And finally regarding my short obituary for Dom DeLuise, one MNB user wrote:

How could you mention “Spaceballs” and not “History of the World Part I”? Dom DeLuise didn't even appear in “Spaceballs”. He just did the voice of Pizza the Hutt.

And just what are these "lousy Burt Reynolds movies" that Dom DeLuise appeared in? If you're referring to “Cannonball Run,” you either need your head examined or you were too old in 1981 to appreciate the movie. I'm guessing it's the latter (don't forget you started the whole "I just feel old and out of touch" bit).

And another MNB user wrote:

Are you calling “Cannonball Run” a lousy Burt Reynolds movie? I don’t think I know who you are anymore…

At the risk of disenfranchising a core constituency, I have to admit that I hate “Cannonball Run.” I was a big Burt Reynolds fan – I count “Deliverance,” “Starting Over,” and “The Longest Yard” (the original, not the execrable remake) among my favorite movies, and have a soft spot for “Nickelodeon,” “Sharky’s Machine,” “Semi-Tough” and even “Gator.” But “Cannonball Run” started the long decline as far as I’m concerned – he stopped acting and started parodying himself. He could have had a career like Clint Eastwood (he’s a better actor, and he also directed), but instead he ended up having a career like..well, like Burt Reynolds.

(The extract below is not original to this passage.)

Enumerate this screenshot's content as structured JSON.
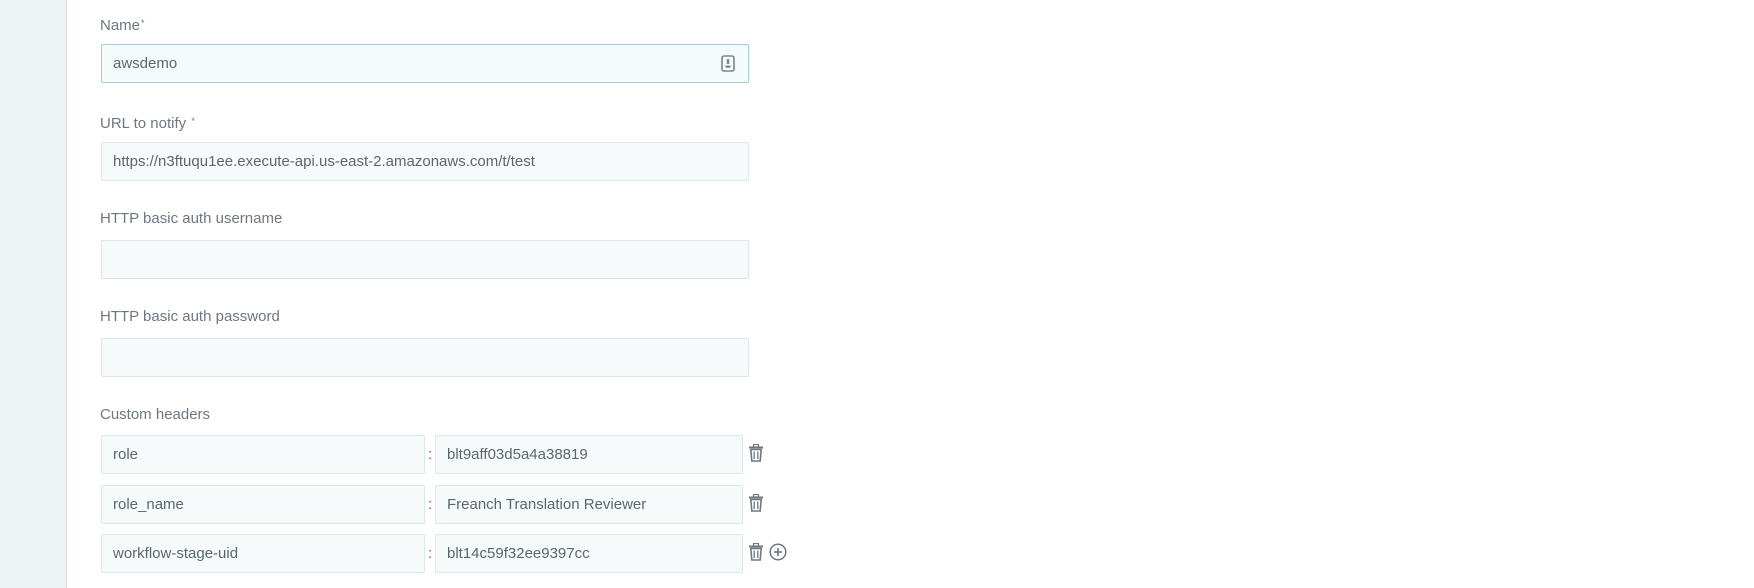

Paul Crewe once said that “The most important thing to remember is: to protect your quarterback - ME!”

Burt Reynolds didn’t protect the quarterback.
KC's View: